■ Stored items

+ + + + +

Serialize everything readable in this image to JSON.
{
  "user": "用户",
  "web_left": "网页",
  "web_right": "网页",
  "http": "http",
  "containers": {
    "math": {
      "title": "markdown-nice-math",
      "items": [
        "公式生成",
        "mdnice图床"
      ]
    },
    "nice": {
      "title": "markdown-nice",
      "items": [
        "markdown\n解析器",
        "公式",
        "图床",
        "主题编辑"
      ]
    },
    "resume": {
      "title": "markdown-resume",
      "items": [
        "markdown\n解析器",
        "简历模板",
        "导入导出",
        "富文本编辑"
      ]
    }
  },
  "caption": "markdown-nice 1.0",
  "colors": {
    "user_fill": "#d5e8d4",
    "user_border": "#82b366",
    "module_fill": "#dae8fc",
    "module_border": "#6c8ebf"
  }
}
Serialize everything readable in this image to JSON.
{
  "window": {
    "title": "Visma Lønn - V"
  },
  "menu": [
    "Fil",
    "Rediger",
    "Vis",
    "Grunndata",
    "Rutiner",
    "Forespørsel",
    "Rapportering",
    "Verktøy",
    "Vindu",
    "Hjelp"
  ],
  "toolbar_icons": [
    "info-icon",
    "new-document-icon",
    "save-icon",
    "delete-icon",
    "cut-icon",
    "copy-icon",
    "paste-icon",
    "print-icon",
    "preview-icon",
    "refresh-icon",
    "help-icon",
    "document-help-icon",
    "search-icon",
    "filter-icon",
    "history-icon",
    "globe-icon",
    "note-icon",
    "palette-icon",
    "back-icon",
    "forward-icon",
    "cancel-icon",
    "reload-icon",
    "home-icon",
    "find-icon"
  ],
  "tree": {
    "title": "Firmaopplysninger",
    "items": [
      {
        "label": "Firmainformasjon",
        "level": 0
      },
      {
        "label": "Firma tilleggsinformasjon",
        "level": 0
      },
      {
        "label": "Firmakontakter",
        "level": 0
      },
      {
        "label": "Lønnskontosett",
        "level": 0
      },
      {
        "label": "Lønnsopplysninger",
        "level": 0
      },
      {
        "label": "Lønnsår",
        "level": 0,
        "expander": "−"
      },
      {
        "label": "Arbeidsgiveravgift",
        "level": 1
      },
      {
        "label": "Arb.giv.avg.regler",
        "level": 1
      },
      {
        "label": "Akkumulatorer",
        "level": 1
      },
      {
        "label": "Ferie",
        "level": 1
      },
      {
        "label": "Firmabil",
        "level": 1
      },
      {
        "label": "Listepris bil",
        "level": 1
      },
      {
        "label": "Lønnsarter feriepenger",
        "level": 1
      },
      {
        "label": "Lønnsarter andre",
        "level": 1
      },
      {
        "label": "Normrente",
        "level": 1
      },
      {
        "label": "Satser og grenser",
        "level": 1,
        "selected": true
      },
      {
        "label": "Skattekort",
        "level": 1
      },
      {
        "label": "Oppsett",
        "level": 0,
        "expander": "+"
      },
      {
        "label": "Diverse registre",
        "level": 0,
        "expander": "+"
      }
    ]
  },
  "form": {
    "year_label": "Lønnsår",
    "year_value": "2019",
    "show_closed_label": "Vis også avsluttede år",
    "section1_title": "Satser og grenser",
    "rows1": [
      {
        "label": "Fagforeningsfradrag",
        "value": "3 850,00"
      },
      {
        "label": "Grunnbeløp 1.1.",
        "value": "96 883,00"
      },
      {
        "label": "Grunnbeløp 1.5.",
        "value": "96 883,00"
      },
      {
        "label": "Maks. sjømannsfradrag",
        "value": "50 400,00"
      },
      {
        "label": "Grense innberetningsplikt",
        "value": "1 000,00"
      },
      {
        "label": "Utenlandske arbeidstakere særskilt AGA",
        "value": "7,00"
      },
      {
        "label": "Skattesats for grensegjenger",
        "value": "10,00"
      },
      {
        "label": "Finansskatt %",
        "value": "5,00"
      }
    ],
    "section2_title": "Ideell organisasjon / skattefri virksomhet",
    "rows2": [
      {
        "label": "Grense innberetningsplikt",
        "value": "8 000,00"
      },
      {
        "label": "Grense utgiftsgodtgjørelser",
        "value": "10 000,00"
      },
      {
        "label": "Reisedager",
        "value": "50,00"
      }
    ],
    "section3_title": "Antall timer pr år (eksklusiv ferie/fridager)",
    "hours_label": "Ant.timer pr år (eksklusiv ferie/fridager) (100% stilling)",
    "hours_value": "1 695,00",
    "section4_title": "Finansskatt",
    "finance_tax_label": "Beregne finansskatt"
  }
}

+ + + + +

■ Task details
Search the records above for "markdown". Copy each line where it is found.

■ Response
      "title": "markdown-nice-math",
      "title": "markdown-nice",
        "markdown\n解析器",
      "title": "markdown-resume",
        "markdown\n解析器",
  "caption": "markdown-nice 1.0",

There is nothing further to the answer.